▶

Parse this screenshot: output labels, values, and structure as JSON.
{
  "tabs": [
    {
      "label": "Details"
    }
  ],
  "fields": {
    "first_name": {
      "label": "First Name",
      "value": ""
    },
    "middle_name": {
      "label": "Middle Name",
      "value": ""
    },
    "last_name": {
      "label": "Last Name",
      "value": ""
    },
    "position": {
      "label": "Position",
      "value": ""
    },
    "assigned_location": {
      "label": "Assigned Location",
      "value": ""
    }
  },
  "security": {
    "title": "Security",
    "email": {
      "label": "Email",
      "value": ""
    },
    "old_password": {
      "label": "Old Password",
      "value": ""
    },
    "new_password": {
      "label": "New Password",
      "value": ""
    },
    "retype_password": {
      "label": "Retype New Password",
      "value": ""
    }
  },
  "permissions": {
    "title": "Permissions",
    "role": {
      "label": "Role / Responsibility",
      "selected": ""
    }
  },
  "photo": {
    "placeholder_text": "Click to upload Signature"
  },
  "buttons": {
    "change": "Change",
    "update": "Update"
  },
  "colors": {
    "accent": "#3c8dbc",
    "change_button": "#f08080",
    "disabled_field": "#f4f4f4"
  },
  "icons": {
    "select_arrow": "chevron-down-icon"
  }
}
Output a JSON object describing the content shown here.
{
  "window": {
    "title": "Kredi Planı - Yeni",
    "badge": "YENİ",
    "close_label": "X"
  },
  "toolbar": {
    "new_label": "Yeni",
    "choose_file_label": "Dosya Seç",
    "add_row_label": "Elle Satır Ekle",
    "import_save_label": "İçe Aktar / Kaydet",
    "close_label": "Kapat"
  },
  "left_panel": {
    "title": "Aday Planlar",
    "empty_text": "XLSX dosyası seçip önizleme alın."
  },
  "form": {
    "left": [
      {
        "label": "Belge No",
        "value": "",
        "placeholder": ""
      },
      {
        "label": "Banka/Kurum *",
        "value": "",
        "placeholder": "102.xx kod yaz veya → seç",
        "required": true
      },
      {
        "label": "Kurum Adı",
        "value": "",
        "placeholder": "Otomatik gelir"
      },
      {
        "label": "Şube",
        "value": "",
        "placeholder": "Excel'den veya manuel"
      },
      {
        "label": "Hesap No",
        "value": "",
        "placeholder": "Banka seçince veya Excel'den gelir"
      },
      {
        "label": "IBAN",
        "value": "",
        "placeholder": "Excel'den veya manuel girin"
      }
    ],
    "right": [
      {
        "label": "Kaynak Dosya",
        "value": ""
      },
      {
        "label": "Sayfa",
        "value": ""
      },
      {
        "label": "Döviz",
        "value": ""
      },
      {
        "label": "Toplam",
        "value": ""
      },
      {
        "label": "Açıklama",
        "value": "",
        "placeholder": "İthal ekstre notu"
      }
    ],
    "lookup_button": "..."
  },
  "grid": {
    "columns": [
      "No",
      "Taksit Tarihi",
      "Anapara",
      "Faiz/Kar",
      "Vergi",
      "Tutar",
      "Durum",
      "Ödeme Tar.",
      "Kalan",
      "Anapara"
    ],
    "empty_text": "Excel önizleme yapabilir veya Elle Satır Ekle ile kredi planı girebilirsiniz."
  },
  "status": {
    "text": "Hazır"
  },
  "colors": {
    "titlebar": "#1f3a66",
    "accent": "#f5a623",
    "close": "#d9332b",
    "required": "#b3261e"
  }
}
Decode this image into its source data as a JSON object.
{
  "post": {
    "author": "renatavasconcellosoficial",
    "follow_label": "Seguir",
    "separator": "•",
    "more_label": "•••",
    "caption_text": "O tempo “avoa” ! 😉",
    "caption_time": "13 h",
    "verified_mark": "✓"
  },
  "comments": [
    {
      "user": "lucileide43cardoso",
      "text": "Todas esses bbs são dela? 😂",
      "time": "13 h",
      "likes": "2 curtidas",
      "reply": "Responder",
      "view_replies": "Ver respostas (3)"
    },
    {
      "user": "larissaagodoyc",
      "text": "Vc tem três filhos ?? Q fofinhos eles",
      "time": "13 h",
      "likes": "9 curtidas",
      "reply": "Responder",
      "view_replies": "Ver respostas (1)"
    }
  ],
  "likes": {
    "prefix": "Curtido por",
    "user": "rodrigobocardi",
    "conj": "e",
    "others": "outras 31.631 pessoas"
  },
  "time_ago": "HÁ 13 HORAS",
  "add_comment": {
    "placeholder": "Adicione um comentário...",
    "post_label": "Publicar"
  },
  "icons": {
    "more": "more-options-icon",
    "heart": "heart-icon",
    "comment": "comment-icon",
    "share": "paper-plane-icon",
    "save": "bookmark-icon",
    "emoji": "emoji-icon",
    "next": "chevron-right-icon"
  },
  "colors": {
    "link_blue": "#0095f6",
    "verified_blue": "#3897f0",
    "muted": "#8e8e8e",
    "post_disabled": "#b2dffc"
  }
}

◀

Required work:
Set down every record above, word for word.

Task solution:
Parse this screenshot: output labels, values, and structure as JSON.
{
  "tabs": [
    {
      "label": "Details"
    }
  ],
  "fields": {
    "first_name": {
      "label": "First Name",
      "value": ""
    },
    "middle_name": {
      "label": "Middle Name",
      "value": ""
    },
    "last_name": {
      "label": "Last Name",
      "value": ""
    },
    "position": {
      "label": "Position",
      "value": ""
    },
    "assigned_location": {
      "label": "Assigned Location",
      "value": ""
    }
  },
  "security": {
    "title": "Security",
    "email": {
      "label": "Email",
      "value": ""
    },
    "old_password": {
      "label": "Old Password",
      "value": ""
    },
    "new_password": {
      "label": "New Password",
      "value": ""
    },
    "retype_password": {
      "label": "Retype New Password",
      "value": ""
    }
  },
  "permissions": {
    "title": "Permissions",
    "role": {
      "label": "Role / Responsibility",
      "selected": ""
    }
  },
  "photo": {
    "placeholder_text": "Click to upload Signature"
  },
  "buttons": {
    "change": "Change",
    "update": "Update"
  },
  "colors": {
    "accent": "#3c8dbc",
    "change_button": "#f08080",
    "disabled_field": "#f4f4f4"
  },
  "icons": {
    "select_arrow": "chevron-down-icon"
  }
}
Output a JSON object describing the content shown here.
{
  "window": {
    "title": "Kredi Planı - Yeni",
    "badge": "YENİ",
    "close_label": "X"
  },
  "toolbar": {
    "new_label": "Yeni",
    "choose_file_label": "Dosya Seç",
    "add_row_label": "Elle Satır Ekle",
    "import_save_label": "İçe Aktar / Kaydet",
    "close_label": "Kapat"
  },
  "left_panel": {
    "title": "Aday Planlar",
    "empty_text": "XLSX dosyası seçip önizleme alın."
  },
  "form": {
    "left": [
      {
        "label": "Belge No",
        "value": "",
        "placeholder": ""
      },
      {
        "label": "Banka/Kurum *",
        "value": "",
        "placeholder": "102.xx kod yaz veya → seç",
        "required": true
      },
      {
        "label": "Kurum Adı",
        "value": "",
        "placeholder": "Otomatik gelir"
      },
      {
        "label": "Şube",
        "value": "",
        "placeholder": "Excel'den veya manuel"
      },
      {
        "label": "Hesap No",
        "value": "",
        "placeholder": "Banka seçince veya Excel'den gelir"
      },
      {
        "label": "IBAN",
        "value": "",
        "placeholder": "Excel'den veya manuel girin"
      }
    ],
    "right": [
      {
        "label": "Kaynak Dosya",
        "value": ""
      },
      {
        "label": "Sayfa",
        "value": ""
      },
      {
        "label": "Döviz",
        "value": ""
      },
      {
        "label": "Toplam",
        "value": ""
      },
      {
        "label": "Açıklama",
        "value": "",
        "placeholder": "İthal ekstre notu"
      }
    ],
    "lookup_button": "..."
  },
  "grid": {
    "columns": [
      "No",
      "Taksit Tarihi",
      "Anapara",
      "Faiz/Kar",
      "Vergi",
      "Tutar",
      "Durum",
      "Ödeme Tar.",
      "Kalan",
      "Anapara"
    ],
    "empty_text": "Excel önizleme yapabilir veya Elle Satır Ekle ile kredi planı girebilirsiniz."
  },
  "status": {
    "text": "Hazır"
  },
  "colors": {
    "titlebar": "#1f3a66",
    "accent": "#f5a623",
    "close": "#d9332b",
    "required": "#b3261e"
  }
}
Decode this image into its source data as a JSON object.
{
  "post": {
    "author": "renatavasconcellosoficial",
    "follow_label": "Seguir",
    "separator": "•",
    "more_label": "•••",
    "caption_text": "O tempo “avoa” ! 😉",
    "caption_time": "13 h",
    "verified_mark": "✓"
  },
  "comments": [
    {
      "user": "lucileide43cardoso",
      "text": "Todas esses bbs são dela? 😂",
      "time": "13 h",
      "likes": "2 curtidas",
      "reply": "Responder",
      "view_replies": "Ver respostas (3)"
    },
    {
      "user": "larissaagodoyc",
      "text": "Vc tem três filhos ?? Q fofinhos eles",
      "time": "13 h",
      "likes": "9 curtidas",
      "reply": "Responder",
      "view_replies": "Ver respostas (1)"
    }
  ],
  "likes": {
    "prefix": "Curtido por",
    "user": "rodrigobocardi",
    "conj": "e",
    "others": "outras 31.631 pessoas"
  },
  "time_ago": "HÁ 13 HORAS",
  "add_comment": {
    "placeholder": "Adicione um comentário...",
    "post_label": "Publicar"
  },
  "icons": {
    "more": "more-options-icon",
    "heart": "heart-icon",
    "comment": "comment-icon",
    "share": "paper-plane-icon",
    "save": "bookmark-icon",
    "emoji": "emoji-icon",
    "next": "chevron-right-icon"
  },
  "colors": {
    "link_blue": "#0095f6",
    "verified_blue": "#3897f0",
    "muted": "#8e8e8e",
    "post_disabled": "#b2dffc"
  }
}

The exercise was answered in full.